A separate report by ADP Employer Services put the November job cuts at 250,000 jobs.
The November planned layoffs was the largest monthly toll since January 2002, when employers announced a record 248,475 planned layoffs.
Friday's job report is looking, well, terrible.
Let me add this as well. My own read on the next year is the following.
1.) So far we've lost about 16% of the total jobs created during the latest expansion (7.2 million created and 1.2 million lost). I'm obviously expecting that number to increase. The worst rate of job loss during a contraction over the last 60 years is 50% -- meaning, the percentage of jobs lost of all those created during the expansion. So, assuming a terrible rate of job loss -- say 250,000 to 300,000 a month, that means we've got about 6 months of job losses before we get to 50% rate of job losses.

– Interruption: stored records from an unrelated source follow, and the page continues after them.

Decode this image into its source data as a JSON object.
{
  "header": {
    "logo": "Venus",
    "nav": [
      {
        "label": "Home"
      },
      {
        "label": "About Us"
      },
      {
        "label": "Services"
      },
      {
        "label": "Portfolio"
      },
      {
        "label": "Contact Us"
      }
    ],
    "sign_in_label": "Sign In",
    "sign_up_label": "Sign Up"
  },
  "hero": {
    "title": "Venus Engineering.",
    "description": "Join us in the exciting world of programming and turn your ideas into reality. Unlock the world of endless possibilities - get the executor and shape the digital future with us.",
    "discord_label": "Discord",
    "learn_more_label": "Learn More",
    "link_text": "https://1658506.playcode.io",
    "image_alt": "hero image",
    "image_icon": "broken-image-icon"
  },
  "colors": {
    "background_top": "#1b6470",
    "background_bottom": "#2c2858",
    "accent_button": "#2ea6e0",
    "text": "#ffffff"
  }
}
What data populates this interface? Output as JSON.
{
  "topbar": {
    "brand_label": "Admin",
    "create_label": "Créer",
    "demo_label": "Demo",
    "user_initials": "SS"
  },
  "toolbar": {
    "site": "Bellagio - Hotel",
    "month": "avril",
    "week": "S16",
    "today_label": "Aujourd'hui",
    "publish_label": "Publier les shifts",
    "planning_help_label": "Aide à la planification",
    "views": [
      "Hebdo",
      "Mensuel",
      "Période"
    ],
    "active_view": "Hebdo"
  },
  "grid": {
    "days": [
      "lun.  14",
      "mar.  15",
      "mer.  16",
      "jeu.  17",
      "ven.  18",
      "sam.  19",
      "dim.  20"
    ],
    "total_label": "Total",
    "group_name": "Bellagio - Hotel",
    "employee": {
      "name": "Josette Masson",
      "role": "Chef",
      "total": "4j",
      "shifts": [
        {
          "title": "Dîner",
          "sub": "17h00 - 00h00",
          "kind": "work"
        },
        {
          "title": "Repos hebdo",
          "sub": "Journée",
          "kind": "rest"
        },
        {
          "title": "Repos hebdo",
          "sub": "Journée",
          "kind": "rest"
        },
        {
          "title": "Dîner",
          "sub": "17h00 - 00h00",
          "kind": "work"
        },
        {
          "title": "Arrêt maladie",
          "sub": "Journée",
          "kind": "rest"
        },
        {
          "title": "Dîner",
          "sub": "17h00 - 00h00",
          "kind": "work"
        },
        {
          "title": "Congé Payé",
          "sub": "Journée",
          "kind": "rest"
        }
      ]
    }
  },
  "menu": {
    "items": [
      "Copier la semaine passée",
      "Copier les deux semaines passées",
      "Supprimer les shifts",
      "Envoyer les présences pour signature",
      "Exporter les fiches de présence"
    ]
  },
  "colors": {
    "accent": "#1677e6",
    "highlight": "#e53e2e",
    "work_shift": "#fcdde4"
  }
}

2.) It's pretty obvious the new administration is considering a big stimulus bill. Assuming it will be large enough it should be enough to prevent a serious downturn. By large enough, I'm thinking $500 billion or so. Assuming that to be the case, we're looking at at least two more quarters of serious problems, probably followed by at least an additional two quarters (3Q - 4Q 2009) of really slow growth.
That means next year is shaping up to be a pretty bad year.